TASK PROMPT: Report every line of the records below that includes the string "screenshot".

DATA:
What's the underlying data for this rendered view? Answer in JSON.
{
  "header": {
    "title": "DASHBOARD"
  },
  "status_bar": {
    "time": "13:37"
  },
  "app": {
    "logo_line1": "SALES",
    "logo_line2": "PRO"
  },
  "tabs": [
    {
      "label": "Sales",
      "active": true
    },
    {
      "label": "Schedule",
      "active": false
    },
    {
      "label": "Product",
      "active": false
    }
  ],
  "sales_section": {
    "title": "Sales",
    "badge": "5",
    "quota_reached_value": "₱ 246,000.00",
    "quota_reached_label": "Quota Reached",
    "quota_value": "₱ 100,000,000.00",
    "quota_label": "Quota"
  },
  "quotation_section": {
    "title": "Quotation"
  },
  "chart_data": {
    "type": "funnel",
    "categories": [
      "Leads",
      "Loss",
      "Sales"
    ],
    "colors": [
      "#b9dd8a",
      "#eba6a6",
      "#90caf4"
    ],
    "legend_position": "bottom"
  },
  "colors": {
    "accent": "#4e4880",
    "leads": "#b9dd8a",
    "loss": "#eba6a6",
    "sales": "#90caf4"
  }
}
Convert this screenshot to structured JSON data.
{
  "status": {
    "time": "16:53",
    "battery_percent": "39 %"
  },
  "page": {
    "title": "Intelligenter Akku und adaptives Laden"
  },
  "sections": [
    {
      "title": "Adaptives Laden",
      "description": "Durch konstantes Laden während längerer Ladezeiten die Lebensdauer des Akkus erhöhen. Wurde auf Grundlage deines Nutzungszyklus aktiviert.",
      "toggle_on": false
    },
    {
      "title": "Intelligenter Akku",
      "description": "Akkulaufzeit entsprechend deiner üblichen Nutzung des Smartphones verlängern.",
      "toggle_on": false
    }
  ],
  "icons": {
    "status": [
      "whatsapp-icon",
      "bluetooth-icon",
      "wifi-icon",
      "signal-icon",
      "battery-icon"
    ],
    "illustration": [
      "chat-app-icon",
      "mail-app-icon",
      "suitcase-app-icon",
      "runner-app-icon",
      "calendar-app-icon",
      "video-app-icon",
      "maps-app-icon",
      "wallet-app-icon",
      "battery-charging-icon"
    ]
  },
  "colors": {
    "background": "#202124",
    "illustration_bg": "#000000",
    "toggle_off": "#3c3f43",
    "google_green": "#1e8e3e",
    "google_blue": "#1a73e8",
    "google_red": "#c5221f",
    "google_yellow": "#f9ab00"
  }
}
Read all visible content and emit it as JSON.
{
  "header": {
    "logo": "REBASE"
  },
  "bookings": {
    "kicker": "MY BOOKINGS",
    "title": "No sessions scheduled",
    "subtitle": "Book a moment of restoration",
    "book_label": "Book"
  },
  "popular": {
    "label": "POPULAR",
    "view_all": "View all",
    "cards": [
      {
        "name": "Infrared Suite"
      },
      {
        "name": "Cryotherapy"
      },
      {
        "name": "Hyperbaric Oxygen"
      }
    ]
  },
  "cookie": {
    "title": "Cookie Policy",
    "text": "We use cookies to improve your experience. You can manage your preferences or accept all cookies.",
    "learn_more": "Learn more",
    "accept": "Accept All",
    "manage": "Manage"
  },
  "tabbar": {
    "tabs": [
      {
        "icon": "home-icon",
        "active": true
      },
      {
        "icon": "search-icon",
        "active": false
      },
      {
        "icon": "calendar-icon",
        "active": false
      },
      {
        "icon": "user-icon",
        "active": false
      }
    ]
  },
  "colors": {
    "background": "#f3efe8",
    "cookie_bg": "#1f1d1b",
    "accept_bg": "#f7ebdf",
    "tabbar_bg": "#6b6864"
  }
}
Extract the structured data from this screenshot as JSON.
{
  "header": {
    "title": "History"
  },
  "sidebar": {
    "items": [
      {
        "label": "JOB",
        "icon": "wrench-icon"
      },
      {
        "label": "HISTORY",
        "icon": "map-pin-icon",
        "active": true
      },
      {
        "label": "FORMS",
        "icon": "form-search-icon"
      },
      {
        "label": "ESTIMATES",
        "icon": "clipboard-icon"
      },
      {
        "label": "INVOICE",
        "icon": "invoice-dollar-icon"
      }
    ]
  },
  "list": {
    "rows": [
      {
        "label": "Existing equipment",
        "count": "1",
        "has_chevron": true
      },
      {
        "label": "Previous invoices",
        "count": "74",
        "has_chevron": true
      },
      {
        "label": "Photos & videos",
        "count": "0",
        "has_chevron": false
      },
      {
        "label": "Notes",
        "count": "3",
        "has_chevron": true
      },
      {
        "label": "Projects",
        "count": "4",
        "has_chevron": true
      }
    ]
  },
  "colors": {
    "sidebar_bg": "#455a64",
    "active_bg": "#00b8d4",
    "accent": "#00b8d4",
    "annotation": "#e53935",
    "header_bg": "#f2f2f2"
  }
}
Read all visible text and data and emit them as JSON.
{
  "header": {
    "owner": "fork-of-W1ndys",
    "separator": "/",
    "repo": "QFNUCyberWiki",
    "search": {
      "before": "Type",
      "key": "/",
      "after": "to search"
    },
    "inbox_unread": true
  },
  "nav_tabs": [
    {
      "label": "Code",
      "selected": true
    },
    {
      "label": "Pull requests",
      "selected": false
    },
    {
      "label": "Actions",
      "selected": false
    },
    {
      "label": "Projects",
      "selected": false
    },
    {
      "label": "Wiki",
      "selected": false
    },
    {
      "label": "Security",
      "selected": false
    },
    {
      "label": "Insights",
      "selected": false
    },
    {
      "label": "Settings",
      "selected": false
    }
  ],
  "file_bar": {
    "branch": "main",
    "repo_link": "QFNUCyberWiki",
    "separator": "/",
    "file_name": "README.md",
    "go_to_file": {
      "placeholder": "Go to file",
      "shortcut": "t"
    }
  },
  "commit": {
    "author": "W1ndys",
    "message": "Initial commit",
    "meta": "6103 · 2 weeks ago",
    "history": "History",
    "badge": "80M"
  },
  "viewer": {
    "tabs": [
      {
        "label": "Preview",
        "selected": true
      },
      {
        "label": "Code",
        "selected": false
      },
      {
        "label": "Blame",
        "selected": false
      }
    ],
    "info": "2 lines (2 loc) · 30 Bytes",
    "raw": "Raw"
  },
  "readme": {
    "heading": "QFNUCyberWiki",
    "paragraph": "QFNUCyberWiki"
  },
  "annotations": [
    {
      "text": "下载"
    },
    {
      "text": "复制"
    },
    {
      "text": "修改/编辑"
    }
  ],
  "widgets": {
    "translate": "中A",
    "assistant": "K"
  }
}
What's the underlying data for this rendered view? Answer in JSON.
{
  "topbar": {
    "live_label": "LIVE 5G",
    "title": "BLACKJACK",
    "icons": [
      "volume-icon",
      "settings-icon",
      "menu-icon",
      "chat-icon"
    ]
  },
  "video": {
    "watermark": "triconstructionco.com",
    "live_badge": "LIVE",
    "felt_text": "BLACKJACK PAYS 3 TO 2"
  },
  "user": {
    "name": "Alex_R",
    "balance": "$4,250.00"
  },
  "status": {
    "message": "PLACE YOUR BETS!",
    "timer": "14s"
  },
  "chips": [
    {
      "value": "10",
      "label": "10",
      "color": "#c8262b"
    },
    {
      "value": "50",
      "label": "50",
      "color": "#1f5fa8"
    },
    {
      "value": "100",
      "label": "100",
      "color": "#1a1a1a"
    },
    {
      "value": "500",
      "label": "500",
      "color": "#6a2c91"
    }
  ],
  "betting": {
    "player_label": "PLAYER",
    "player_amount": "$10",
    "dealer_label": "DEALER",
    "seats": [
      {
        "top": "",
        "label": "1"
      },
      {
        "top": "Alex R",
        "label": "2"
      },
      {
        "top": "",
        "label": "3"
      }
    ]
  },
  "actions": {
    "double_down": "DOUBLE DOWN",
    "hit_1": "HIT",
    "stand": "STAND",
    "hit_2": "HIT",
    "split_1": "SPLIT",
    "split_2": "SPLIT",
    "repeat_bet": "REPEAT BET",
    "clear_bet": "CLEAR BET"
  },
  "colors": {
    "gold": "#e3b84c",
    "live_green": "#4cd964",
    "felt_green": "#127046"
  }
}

RESPONSE TO THE TASK:
Convert this screenshot to structured JSON data.
Extract the structured data from this screenshot as JSON.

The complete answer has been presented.